EXERCISE OBJECTIVE: Check each line of the records below and collect those holding "title".

-- Opening Marker --

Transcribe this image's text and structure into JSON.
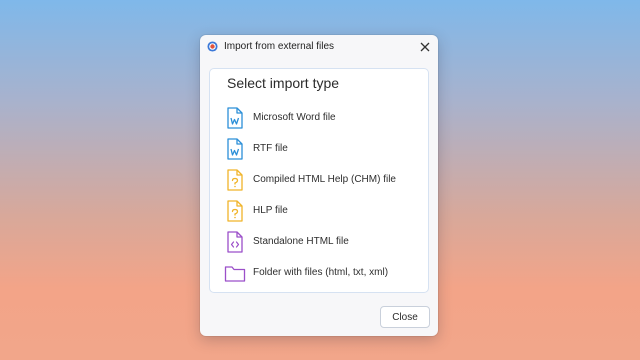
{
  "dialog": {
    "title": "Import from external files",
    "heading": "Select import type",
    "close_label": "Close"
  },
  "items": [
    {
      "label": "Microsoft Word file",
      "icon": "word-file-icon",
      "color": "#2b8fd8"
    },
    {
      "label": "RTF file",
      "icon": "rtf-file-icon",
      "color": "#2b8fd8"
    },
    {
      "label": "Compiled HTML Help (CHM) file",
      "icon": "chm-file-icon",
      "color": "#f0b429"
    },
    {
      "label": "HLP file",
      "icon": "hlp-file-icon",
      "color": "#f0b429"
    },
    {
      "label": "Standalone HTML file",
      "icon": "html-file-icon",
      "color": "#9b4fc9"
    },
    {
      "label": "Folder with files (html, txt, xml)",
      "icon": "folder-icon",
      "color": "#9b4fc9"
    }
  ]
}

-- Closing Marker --
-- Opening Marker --

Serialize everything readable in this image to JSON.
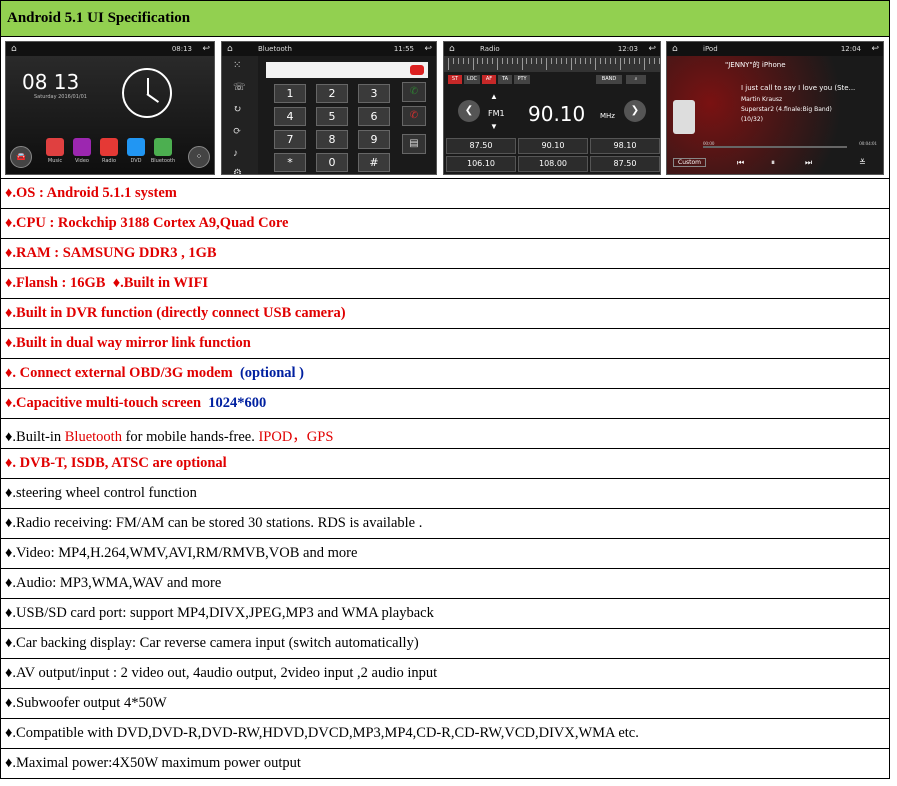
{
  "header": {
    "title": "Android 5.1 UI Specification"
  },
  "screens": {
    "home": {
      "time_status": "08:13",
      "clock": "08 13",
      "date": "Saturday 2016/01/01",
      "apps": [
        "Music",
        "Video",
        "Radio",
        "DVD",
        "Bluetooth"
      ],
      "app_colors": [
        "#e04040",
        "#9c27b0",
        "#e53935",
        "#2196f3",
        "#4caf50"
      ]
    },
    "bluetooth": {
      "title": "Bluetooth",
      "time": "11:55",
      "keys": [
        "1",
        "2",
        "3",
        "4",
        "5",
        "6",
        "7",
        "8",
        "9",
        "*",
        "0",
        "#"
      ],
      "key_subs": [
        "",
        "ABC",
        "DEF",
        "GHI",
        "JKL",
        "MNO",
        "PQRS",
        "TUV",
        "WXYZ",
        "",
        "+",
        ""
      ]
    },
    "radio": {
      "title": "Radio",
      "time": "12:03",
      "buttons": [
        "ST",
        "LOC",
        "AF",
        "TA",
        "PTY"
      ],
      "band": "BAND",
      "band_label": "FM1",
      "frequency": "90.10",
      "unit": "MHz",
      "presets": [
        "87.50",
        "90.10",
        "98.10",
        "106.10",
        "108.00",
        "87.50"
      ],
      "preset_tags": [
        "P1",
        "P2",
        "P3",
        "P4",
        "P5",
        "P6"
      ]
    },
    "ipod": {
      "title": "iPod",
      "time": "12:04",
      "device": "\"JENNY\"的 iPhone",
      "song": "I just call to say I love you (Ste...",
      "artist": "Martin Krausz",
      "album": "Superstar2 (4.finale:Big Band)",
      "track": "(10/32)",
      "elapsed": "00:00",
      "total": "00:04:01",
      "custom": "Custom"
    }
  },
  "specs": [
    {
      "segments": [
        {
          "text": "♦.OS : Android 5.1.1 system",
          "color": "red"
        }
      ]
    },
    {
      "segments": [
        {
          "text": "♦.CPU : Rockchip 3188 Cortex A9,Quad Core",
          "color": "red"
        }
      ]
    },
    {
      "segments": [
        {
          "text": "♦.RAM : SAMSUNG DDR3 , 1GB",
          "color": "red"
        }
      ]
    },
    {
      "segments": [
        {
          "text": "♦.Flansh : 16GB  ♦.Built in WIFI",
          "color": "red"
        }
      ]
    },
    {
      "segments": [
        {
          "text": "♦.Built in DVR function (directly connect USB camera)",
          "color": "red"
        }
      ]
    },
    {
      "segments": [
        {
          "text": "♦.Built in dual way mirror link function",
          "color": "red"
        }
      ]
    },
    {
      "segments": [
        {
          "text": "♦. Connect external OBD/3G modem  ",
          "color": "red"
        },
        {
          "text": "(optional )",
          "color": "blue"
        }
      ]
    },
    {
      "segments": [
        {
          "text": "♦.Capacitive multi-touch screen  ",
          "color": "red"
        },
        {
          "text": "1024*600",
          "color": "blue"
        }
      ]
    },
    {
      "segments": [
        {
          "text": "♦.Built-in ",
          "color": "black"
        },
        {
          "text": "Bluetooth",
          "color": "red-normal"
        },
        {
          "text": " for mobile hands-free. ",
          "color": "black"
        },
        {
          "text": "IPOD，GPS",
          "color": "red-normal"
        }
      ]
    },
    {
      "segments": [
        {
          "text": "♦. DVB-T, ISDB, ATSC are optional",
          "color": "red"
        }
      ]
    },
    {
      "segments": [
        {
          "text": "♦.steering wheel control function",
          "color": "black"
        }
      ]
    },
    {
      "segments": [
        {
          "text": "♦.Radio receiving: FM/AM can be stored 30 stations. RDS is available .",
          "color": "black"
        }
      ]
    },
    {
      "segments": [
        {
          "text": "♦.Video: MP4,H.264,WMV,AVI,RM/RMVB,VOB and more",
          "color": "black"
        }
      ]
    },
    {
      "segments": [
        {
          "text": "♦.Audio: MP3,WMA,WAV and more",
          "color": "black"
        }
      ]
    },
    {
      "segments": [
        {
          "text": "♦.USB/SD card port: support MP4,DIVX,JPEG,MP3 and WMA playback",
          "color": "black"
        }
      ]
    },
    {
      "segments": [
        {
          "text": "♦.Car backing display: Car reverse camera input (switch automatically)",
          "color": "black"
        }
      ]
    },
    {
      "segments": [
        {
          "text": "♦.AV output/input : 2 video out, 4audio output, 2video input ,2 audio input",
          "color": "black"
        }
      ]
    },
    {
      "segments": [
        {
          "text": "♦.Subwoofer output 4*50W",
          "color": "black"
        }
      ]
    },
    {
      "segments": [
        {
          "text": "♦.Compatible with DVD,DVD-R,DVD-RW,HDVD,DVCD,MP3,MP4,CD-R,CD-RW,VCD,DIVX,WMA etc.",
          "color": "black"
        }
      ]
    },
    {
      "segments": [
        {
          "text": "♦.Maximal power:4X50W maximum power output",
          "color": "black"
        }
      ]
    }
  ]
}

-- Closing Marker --
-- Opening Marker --

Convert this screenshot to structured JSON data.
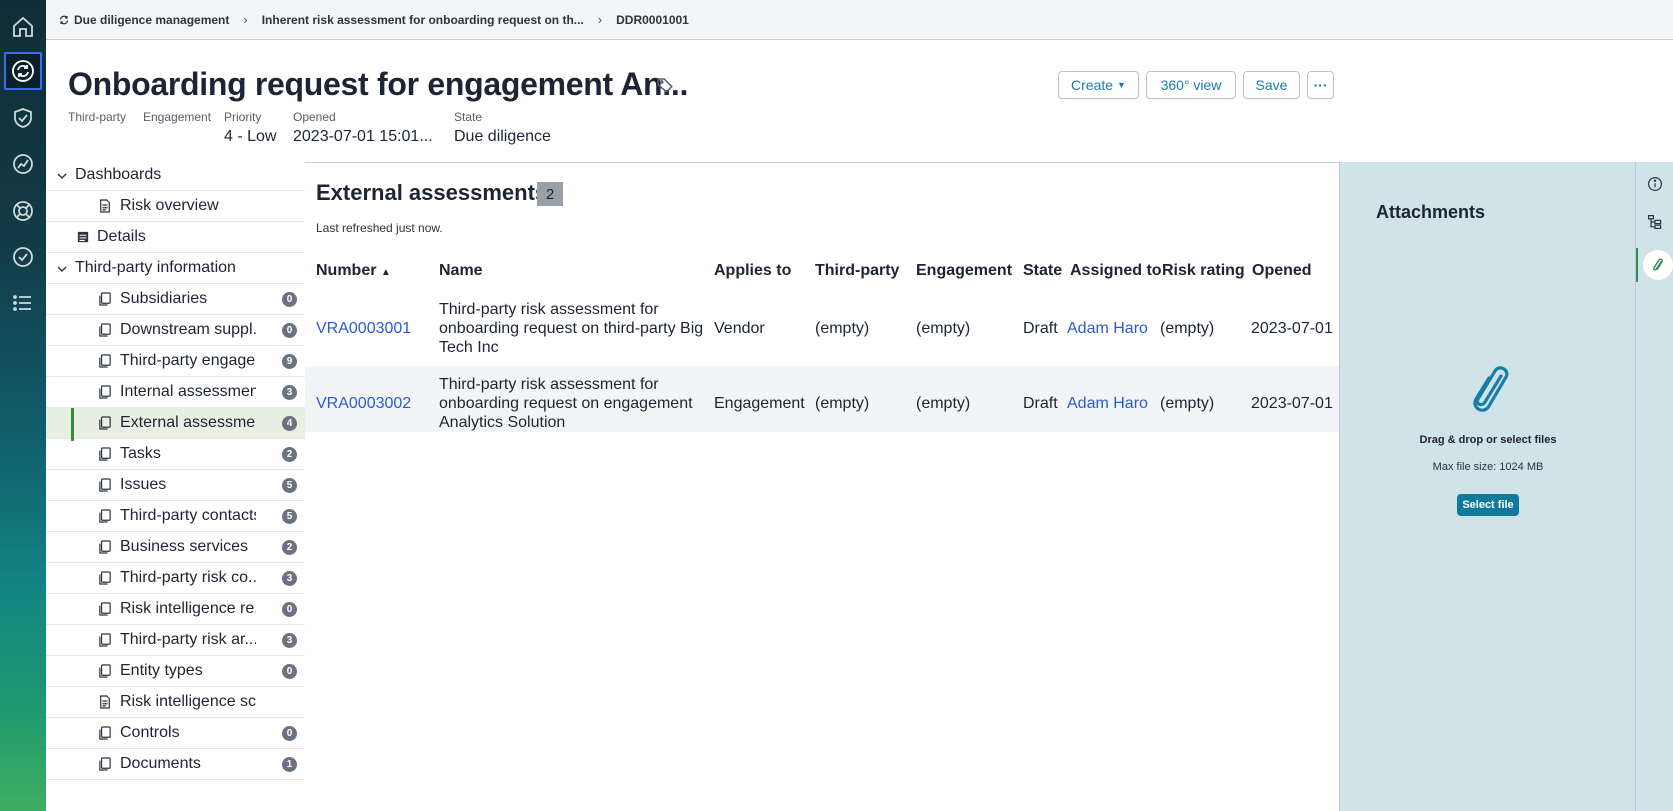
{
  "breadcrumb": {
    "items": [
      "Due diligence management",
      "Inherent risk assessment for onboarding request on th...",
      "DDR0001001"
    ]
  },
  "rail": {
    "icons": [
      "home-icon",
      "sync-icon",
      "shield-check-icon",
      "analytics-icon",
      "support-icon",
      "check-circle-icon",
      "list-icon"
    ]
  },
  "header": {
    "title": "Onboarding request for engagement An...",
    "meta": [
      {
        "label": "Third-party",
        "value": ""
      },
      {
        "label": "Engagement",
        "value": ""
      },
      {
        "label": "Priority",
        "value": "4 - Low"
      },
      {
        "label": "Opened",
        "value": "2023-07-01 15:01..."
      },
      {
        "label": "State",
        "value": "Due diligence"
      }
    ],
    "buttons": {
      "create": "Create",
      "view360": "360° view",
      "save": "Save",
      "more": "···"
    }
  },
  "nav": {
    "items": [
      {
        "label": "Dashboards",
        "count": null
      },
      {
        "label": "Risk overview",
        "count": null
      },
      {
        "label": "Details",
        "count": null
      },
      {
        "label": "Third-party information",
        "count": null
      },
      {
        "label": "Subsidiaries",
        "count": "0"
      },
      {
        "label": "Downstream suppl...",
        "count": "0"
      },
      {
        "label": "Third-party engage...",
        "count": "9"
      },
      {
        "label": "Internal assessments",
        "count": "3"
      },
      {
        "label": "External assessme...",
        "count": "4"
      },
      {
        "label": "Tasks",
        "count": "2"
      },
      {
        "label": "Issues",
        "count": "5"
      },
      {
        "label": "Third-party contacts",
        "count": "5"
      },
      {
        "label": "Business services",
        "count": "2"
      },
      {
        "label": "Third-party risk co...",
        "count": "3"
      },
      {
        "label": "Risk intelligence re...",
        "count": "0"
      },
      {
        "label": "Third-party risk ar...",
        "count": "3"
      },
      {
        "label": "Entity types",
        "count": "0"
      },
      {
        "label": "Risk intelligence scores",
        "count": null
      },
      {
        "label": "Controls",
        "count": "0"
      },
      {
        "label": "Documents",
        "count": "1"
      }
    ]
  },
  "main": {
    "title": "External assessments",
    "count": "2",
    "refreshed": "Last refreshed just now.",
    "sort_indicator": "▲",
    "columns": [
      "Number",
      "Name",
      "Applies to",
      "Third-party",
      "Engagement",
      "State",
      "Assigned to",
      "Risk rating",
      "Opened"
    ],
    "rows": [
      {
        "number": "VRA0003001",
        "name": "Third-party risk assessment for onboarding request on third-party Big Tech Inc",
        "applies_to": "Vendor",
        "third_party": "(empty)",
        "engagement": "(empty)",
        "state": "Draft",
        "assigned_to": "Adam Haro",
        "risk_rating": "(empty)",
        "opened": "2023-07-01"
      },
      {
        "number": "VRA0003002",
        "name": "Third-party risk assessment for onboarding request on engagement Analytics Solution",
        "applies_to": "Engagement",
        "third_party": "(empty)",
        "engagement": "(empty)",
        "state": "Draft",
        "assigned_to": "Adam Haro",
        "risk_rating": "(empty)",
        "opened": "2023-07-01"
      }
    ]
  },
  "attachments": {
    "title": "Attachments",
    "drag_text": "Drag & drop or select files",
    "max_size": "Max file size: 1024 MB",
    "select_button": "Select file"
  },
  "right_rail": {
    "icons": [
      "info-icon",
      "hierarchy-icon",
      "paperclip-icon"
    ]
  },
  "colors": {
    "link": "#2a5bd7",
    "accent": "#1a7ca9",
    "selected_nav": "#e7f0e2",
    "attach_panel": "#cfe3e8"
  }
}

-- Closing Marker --

ANSWER TO THIS PROBLEM:
    "title": "Import from external files",
    "title": "Android 5.1 UI Specification"
      "title": "Bluetooth",
      "title": "Radio",
      "title": "iPod",
    "title": "Onboarding request for engagement An...",
    "title": "External assessments",
    "title": "Attachments",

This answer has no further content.